"Oh." I watch the bed. Centered on the bed is my grandfather's body and the sheets and blankets are gathered over the top of my grandfather's body and everything in the room is very still and cold. I reach with my hand and touch the blankets that are gathered over my grandfather's body and the blankets feel soft but beneath the blankets there's my grandfather's body which is solid and still. "This," I say. I stop. I watch my grandfather's face and my grandfather's face's cold and gray.

"We're here," Merna says. "What do you want to do?"

"I don't know."

"What're you thinking about?"

"I don't know."

"Aren't you thinking?"


"You should be thinking something," Merna says. "People should think things because being a person is thinking and you're a person."

"What're you thinking?" I ask. "What do you want?" I feel suddenly tired and I don't want to know what Merna wants and I don't want to know anything.

"Stop," Merna says.

"I don't want to know anything," I say. "I don't know anything anyway." I sit on the edge of the bed and the bed is cold and I am cold and I and the bed are cold together. "Miniature-people," I say, "are better." I feel suddenly that I want to kiss my grandfather's face and in my mind I see my face kissing my grandfather's face deeply and I'm nervous and cold and hug myself because I've never kissed my grandfather and I know I shouldn't now because it'd be inappropriate but the image is stuck in my brain even when I close my eyes.

"I have to go," Merna says.
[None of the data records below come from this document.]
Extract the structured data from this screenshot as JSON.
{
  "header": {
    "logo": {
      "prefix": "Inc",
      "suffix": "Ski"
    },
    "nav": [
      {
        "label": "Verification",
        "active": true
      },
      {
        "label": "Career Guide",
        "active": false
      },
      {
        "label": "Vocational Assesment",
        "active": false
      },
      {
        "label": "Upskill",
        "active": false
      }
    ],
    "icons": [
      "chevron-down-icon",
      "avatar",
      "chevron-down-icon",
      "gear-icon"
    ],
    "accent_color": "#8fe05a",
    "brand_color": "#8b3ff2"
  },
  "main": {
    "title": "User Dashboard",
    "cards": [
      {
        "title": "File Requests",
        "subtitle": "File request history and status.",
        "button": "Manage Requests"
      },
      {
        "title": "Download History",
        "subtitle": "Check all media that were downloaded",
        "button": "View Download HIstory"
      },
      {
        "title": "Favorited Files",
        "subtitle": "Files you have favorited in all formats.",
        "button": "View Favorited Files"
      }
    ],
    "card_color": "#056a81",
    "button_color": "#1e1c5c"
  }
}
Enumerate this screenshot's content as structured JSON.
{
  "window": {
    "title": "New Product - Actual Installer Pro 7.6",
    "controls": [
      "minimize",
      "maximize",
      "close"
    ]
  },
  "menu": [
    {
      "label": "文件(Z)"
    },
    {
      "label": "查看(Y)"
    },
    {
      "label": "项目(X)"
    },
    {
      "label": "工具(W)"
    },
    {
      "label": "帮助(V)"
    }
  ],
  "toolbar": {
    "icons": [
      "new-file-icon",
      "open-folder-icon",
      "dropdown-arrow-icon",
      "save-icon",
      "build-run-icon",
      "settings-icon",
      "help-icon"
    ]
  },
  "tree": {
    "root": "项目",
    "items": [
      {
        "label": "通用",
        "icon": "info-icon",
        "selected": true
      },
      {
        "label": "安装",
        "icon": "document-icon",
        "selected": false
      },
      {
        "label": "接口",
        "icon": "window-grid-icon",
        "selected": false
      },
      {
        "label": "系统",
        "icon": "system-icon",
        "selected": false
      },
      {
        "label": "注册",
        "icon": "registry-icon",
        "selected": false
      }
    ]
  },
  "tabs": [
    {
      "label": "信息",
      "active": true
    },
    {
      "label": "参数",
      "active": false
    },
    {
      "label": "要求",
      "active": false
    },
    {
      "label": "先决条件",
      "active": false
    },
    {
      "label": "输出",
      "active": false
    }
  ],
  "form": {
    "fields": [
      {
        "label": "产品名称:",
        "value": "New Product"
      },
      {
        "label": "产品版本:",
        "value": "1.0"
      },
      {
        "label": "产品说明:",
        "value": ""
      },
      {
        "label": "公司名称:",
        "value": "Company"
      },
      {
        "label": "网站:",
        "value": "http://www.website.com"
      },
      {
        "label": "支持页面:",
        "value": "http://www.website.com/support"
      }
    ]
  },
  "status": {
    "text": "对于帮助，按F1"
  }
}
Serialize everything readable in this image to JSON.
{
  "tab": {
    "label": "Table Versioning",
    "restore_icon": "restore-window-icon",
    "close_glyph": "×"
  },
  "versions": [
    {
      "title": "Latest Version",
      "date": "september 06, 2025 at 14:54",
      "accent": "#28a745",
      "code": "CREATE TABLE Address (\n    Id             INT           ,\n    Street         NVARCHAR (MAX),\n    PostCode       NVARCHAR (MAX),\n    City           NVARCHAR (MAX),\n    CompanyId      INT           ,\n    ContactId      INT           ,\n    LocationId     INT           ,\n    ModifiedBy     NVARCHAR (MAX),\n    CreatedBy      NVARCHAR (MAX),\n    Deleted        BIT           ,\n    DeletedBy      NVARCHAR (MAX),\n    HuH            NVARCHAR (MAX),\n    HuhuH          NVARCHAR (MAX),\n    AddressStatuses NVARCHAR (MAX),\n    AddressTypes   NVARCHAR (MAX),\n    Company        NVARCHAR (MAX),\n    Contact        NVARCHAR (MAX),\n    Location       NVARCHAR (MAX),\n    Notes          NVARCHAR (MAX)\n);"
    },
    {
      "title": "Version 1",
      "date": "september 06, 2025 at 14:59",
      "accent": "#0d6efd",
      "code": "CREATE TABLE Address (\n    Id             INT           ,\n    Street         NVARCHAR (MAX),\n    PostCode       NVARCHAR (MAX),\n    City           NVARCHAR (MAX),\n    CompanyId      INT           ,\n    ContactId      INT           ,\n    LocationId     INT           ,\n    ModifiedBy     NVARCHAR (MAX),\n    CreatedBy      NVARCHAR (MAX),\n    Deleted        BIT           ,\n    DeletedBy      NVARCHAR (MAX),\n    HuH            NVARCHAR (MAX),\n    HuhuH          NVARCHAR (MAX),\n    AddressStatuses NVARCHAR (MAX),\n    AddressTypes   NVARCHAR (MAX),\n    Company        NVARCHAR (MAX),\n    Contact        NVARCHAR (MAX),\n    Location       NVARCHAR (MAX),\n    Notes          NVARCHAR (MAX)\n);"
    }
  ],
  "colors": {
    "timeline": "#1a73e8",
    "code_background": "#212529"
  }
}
Merna goes.

I sit quietly for a while. I imagine kissing my grandfather.

No comments: